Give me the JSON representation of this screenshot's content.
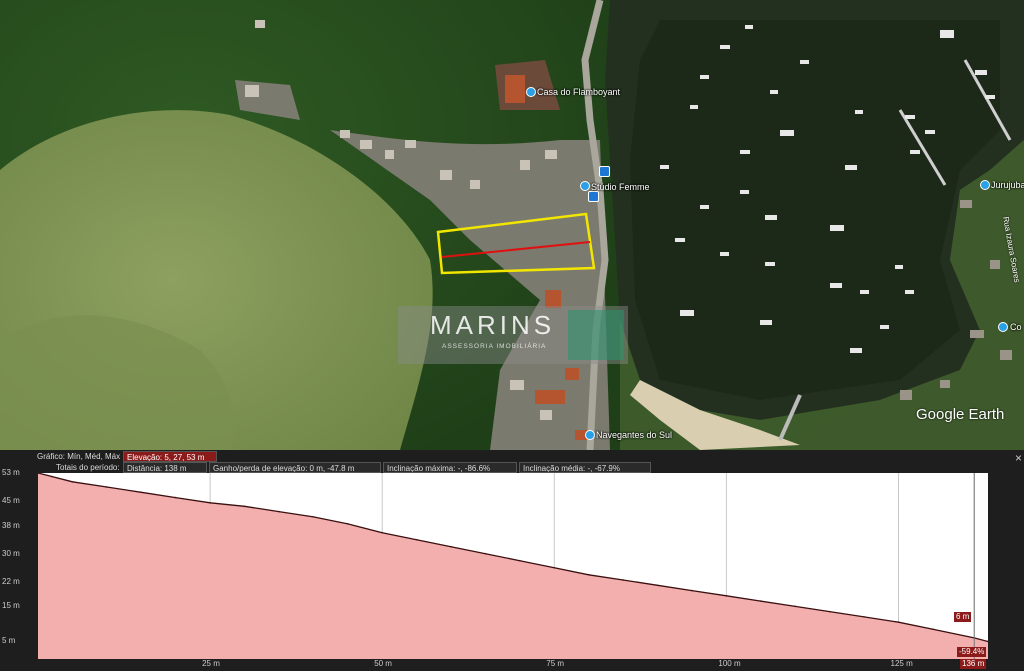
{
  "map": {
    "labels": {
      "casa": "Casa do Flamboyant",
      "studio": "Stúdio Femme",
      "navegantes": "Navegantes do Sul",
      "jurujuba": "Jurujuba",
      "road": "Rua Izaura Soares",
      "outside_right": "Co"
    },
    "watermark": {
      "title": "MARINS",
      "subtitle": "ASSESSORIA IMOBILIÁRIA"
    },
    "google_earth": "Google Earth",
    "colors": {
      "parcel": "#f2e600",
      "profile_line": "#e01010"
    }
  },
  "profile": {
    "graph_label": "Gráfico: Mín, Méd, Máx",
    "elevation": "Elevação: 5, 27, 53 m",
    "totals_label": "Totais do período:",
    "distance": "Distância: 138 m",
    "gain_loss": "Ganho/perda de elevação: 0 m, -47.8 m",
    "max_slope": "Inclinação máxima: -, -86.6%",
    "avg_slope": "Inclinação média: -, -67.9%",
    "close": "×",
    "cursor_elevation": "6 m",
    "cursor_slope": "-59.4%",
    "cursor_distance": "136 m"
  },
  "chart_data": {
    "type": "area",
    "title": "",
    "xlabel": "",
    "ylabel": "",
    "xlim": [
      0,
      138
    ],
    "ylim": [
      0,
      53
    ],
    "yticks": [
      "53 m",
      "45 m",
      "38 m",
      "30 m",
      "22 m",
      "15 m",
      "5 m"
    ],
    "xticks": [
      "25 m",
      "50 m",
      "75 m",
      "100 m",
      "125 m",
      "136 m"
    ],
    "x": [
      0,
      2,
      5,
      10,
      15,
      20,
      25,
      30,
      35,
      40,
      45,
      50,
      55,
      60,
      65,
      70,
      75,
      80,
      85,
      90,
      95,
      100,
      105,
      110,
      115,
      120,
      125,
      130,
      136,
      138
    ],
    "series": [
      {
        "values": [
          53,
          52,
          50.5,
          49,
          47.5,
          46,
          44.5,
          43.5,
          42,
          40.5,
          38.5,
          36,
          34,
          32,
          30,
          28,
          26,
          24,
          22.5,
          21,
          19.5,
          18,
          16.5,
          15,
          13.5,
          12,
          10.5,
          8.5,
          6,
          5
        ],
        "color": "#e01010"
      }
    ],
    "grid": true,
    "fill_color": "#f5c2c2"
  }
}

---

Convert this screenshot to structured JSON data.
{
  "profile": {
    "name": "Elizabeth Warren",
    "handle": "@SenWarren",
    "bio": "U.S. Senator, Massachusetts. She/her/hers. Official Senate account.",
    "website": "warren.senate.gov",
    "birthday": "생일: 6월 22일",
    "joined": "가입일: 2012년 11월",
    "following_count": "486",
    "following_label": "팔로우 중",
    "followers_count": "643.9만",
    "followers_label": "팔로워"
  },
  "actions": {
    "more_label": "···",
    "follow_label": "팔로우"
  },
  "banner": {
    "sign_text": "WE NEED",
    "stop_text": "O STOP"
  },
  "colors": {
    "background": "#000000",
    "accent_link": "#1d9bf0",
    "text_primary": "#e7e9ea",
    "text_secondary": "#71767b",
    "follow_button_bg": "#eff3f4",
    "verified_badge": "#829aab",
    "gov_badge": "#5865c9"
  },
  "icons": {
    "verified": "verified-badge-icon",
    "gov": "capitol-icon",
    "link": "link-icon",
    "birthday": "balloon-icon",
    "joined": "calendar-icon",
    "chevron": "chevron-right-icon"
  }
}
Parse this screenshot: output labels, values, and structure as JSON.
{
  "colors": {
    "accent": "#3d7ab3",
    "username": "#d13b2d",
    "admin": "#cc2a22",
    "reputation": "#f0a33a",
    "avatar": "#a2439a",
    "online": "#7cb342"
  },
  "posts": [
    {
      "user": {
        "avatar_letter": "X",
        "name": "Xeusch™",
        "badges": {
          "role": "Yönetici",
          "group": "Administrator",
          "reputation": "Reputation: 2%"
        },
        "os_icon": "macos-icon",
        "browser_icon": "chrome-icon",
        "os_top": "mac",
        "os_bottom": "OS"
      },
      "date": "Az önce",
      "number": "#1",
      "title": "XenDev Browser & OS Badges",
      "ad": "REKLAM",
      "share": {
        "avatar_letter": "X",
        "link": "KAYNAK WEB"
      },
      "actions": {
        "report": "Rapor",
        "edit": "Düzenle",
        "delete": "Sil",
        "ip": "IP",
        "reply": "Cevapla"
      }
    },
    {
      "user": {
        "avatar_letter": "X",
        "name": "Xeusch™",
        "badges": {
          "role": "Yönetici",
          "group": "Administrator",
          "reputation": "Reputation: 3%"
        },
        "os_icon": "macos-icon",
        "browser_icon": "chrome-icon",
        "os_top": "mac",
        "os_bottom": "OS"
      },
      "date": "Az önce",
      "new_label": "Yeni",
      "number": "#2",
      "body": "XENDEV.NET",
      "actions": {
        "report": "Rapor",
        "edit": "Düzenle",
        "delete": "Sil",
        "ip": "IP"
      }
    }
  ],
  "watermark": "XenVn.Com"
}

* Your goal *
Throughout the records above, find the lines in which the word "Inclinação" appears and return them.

* Output *
    "max_slope": "Inclinação máxima: -, -86.6%",
    "avg_slope": "Inclinação média: -, -67.9%",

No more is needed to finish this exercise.